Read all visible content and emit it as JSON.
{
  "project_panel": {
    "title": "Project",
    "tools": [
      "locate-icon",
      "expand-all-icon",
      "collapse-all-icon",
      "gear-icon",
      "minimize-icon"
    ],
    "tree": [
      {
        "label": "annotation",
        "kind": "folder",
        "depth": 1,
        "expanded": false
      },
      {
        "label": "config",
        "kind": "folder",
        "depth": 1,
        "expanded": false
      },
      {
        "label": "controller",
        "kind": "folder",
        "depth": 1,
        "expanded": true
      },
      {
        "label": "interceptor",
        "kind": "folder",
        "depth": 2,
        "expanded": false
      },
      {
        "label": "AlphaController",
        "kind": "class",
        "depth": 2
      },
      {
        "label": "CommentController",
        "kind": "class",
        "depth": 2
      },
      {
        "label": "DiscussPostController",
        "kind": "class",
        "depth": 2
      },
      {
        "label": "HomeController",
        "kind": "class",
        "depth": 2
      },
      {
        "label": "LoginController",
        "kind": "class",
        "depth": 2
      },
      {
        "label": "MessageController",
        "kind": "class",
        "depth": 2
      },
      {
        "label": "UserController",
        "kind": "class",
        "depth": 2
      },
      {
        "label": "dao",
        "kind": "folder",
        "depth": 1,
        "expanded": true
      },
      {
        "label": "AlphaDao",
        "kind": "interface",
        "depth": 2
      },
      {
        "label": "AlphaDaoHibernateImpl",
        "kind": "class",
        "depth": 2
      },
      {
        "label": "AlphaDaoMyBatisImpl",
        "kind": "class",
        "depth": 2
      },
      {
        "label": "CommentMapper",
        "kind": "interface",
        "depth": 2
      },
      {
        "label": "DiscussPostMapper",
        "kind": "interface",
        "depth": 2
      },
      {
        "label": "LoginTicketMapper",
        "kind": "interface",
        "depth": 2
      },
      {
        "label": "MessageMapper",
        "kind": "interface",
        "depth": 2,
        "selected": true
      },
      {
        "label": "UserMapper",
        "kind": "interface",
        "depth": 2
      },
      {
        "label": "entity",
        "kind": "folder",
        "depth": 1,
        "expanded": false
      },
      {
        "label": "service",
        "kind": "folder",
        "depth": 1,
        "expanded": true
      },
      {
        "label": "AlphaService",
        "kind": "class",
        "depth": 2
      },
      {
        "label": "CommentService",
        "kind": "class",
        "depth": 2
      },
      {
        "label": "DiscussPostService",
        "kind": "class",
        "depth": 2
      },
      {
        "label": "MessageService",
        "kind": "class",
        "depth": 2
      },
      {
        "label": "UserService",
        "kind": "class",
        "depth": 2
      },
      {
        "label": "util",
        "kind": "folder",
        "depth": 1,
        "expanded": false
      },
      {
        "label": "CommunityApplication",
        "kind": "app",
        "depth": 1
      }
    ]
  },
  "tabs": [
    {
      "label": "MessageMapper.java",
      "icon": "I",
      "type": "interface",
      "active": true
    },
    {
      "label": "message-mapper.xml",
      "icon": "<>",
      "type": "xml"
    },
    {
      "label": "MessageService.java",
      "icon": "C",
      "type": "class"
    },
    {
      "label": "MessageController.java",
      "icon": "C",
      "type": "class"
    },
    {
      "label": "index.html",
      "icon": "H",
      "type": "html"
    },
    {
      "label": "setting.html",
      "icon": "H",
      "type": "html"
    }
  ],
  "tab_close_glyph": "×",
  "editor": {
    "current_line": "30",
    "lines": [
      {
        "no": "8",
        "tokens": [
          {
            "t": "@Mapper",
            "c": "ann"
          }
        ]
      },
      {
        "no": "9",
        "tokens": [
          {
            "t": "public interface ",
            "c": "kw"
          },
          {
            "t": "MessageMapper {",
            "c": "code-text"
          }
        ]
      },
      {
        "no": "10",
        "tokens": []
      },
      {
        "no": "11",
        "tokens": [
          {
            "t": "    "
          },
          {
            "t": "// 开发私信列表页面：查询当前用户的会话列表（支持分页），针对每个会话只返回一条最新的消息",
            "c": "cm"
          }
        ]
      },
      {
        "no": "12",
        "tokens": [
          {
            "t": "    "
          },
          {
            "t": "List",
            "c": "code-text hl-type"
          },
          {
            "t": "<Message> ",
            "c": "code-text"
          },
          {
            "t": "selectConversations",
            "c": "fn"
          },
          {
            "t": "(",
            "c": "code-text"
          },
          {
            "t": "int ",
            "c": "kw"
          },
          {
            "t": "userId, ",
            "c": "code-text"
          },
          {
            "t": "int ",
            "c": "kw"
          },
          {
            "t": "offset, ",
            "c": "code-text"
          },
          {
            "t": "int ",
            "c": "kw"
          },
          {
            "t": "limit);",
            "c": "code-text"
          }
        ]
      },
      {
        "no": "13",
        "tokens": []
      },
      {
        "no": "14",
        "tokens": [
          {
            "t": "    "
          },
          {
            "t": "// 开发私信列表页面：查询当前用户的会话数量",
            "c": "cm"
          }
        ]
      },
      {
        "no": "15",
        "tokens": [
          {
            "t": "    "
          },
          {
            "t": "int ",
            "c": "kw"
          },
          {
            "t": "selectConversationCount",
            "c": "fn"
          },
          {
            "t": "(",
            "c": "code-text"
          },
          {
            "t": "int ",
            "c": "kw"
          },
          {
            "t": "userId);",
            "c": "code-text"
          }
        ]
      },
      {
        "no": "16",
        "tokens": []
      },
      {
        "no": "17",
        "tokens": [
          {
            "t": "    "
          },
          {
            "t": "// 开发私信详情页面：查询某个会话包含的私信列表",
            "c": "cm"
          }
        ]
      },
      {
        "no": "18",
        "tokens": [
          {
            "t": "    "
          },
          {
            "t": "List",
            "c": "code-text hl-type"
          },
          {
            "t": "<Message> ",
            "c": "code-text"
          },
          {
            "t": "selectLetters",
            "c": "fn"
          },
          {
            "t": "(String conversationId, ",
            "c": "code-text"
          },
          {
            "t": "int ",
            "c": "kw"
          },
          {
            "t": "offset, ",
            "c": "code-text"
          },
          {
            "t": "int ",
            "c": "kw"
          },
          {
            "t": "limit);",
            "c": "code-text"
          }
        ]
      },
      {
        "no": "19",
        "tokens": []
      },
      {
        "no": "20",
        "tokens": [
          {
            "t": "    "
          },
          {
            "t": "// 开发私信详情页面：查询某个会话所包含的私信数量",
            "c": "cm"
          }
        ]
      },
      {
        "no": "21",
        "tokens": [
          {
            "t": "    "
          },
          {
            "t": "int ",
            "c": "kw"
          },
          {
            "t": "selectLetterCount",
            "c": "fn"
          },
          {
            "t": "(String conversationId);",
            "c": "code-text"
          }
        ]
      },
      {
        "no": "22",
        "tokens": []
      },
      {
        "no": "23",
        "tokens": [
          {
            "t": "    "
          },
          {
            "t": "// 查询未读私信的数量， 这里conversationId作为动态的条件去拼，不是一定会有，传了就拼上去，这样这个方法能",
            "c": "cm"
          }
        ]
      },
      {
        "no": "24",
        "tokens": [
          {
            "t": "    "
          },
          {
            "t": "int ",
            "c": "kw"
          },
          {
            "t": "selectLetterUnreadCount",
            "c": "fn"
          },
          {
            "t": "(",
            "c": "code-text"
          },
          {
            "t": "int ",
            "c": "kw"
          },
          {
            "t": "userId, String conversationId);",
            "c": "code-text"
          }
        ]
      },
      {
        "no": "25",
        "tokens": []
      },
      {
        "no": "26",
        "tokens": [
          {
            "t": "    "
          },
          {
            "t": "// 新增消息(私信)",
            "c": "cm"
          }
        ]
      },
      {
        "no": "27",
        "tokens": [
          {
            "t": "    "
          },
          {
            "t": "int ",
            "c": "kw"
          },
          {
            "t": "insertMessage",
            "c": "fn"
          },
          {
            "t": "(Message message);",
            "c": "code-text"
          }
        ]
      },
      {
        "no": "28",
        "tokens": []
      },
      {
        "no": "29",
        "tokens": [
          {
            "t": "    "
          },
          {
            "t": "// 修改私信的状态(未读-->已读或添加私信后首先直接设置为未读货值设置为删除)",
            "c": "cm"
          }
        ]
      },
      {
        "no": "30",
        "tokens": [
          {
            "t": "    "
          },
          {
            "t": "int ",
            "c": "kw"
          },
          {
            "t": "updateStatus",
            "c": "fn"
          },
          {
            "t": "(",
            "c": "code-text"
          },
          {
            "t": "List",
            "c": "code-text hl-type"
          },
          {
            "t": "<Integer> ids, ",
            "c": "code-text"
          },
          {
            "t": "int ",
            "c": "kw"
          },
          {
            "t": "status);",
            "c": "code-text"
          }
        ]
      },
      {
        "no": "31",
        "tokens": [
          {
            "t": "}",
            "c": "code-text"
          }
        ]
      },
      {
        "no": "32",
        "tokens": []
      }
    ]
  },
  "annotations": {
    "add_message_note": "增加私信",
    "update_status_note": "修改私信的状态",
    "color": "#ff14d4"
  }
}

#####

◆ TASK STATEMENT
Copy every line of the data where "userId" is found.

◆ OUTPUT FOR THIS EXERCISE
            "t": "userId, ",
            "t": "userId);",
            "t": "userId, String conversationId);",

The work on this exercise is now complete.